* [YOUR ASSIGNMENT]:
Copy each line below without leaving any out.
___ SUPPLIED ENTRIES
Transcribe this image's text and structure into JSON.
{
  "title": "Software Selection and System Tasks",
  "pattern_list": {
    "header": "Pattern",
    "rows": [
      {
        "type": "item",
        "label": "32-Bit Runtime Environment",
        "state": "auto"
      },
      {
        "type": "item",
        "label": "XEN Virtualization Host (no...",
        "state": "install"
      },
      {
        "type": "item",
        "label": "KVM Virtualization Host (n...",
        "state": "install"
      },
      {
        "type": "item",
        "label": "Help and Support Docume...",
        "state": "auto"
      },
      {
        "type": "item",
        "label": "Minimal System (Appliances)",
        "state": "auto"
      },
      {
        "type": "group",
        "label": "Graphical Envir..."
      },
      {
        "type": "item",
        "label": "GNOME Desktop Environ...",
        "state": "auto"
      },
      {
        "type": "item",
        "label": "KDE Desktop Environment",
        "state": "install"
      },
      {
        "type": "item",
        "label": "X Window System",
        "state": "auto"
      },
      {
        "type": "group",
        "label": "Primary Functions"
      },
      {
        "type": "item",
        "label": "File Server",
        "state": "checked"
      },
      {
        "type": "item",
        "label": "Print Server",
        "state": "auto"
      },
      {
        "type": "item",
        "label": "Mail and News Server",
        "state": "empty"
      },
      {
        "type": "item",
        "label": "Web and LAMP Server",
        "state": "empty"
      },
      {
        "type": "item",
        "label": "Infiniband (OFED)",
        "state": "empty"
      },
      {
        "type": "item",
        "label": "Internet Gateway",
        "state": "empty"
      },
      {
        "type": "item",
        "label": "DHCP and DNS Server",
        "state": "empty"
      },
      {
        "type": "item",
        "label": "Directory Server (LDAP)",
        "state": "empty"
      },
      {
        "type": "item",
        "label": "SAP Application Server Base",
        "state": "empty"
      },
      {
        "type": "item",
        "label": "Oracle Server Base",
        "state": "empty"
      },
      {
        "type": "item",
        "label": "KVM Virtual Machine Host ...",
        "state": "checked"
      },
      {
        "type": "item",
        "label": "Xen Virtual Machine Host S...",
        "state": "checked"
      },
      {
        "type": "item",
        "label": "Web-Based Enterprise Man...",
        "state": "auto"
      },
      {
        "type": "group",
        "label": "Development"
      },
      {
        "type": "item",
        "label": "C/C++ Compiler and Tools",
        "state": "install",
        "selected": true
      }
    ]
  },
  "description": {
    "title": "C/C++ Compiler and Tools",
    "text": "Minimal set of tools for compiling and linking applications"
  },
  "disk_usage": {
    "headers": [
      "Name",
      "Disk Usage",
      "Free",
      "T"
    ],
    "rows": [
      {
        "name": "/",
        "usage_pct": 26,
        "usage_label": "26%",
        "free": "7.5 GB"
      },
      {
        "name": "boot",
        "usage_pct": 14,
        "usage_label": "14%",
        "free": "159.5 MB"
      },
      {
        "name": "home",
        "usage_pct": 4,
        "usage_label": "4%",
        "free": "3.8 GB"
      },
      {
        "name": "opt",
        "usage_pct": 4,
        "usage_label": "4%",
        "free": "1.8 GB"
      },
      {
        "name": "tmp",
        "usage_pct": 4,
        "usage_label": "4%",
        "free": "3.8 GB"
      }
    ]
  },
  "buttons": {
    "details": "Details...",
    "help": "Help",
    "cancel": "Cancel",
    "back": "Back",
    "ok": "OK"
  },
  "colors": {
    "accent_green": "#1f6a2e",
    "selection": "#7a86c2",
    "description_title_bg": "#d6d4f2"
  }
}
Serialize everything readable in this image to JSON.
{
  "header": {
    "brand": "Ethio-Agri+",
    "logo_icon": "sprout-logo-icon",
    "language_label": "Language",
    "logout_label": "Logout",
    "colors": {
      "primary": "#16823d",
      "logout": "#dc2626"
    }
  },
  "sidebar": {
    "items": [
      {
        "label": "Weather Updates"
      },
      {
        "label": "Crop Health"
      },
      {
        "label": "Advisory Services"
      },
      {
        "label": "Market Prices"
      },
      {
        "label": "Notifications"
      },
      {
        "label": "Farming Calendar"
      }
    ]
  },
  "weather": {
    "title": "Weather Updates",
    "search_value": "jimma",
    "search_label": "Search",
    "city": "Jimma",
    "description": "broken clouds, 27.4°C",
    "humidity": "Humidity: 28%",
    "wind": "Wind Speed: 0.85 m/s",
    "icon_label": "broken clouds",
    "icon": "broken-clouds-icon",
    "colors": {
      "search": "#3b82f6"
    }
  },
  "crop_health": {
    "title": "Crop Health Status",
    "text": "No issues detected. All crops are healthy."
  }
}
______
* [ANSWER TO THIS PROBLEM]:
Transcribe this image's text and structure into JSON.
{
  "title": "Software Selection and System Tasks",
  "pattern_list": {
    "header": "Pattern",
    "rows": [
      {
        "type": "item",
        "label": "32-Bit Runtime Environment",
        "state": "auto"
      },
      {
        "type": "item",
        "label": "XEN Virtualization Host (no...",
        "state": "install"
      },
      {
        "type": "item",
        "label": "KVM Virtualization Host (n...",
        "state": "install"
      },
      {
        "type": "item",
        "label": "Help and Support Docume...",
        "state": "auto"
      },
      {
        "type": "item",
        "label": "Minimal System (Appliances)",
        "state": "auto"
      },
      {
        "type": "group",
        "label": "Graphical Envir..."
      },
      {
        "type": "item",
        "label": "GNOME Desktop Environ...",
        "state": "auto"
      },
      {
        "type": "item",
        "label": "KDE Desktop Environment",
        "state": "install"
      },
      {
        "type": "item",
        "label": "X Window System",
        "state": "auto"
      },
      {
        "type": "group",
        "label": "Primary Functions"
      },
      {
        "type": "item",
        "label": "File Server",
        "state": "checked"
      },
      {
        "type": "item",
        "label": "Print Server",
        "state": "auto"
      },
      {
        "type": "item",
        "label": "Mail and News Server",
        "state": "empty"
      },
      {
        "type": "item",
        "label": "Web and LAMP Server",
        "state": "empty"
      },
      {
        "type": "item",
        "label": "Infiniband (OFED)",
        "state": "empty"
      },
      {
        "type": "item",
        "label": "Internet Gateway",
        "state": "empty"
      },
      {
        "type": "item",
        "label": "DHCP and DNS Server",
        "state": "empty"
      },
      {
        "type": "item",
        "label": "Directory Server (LDAP)",
        "state": "empty"
      },
      {
        "type": "item",
        "label": "SAP Application Server Base",
        "state": "empty"
      },
      {
        "type": "item",
        "label": "Oracle Server Base",
        "state": "empty"
      },
      {
        "type": "item",
        "label": "KVM Virtual Machine Host ...",
        "state": "checked"
      },
      {
        "type": "item",
        "label": "Xen Virtual Machine Host S...",
        "state": "checked"
      },
      {
        "type": "item",
        "label": "Web-Based Enterprise Man...",
        "state": "auto"
      },
      {
        "type": "group",
        "label": "Development"
      },
      {
        "type": "item",
        "label": "C/C++ Compiler and Tools",
        "state": "install",
        "selected": true
      }
    ]
  },
  "description": {
    "title": "C/C++ Compiler and Tools",
    "text": "Minimal set of tools for compiling and linking applications"
  },
  "disk_usage": {
    "headers": [
      "Name",
      "Disk Usage",
      "Free",
      "T"
    ],
    "rows": [
      {
        "name": "/",
        "usage_pct": 26,
        "usage_label": "26%",
        "free": "7.5 GB"
      },
      {
        "name": "boot",
        "usage_pct": 14,
        "usage_label": "14%",
        "free": "159.5 MB"
      },
      {
        "name": "home",
        "usage_pct": 4,
        "usage_label": "4%",
        "free": "3.8 GB"
      },
      {
        "name": "opt",
        "usage_pct": 4,
        "usage_label": "4%",
        "free": "1.8 GB"
      },
      {
        "name": "tmp",
        "usage_pct": 4,
        "usage_label": "4%",
        "free": "3.8 GB"
      }
    ]
  },
  "buttons": {
    "details": "Details...",
    "help": "Help",
    "cancel": "Cancel",
    "back": "Back",
    "ok": "OK"
  },
  "colors": {
    "accent_green": "#1f6a2e",
    "selection": "#7a86c2",
    "description_title_bg": "#d6d4f2"
  }
}
Serialize everything readable in this image to JSON.
{
  "header": {
    "brand": "Ethio-Agri+",
    "logo_icon": "sprout-logo-icon",
    "language_label": "Language",
    "logout_label": "Logout",
    "colors": {
      "primary": "#16823d",
      "logout": "#dc2626"
    }
  },
  "sidebar": {
    "items": [
      {
        "label": "Weather Updates"
      },
      {
        "label": "Crop Health"
      },
      {
        "label": "Advisory Services"
      },
      {
        "label": "Market Prices"
      },
      {
        "label": "Notifications"
      },
      {
        "label": "Farming Calendar"
      }
    ]
  },
  "weather": {
    "title": "Weather Updates",
    "search_value": "jimma",
    "search_label": "Search",
    "city": "Jimma",
    "description": "broken clouds, 27.4°C",
    "humidity": "Humidity: 28%",
    "wind": "Wind Speed: 0.85 m/s",
    "icon_label": "broken clouds",
    "icon": "broken-clouds-icon",
    "colors": {
      "search": "#3b82f6"
    }
  },
  "crop_health": {
    "title": "Crop Health Status",
    "text": "No issues detected. All crops are healthy."
  }
}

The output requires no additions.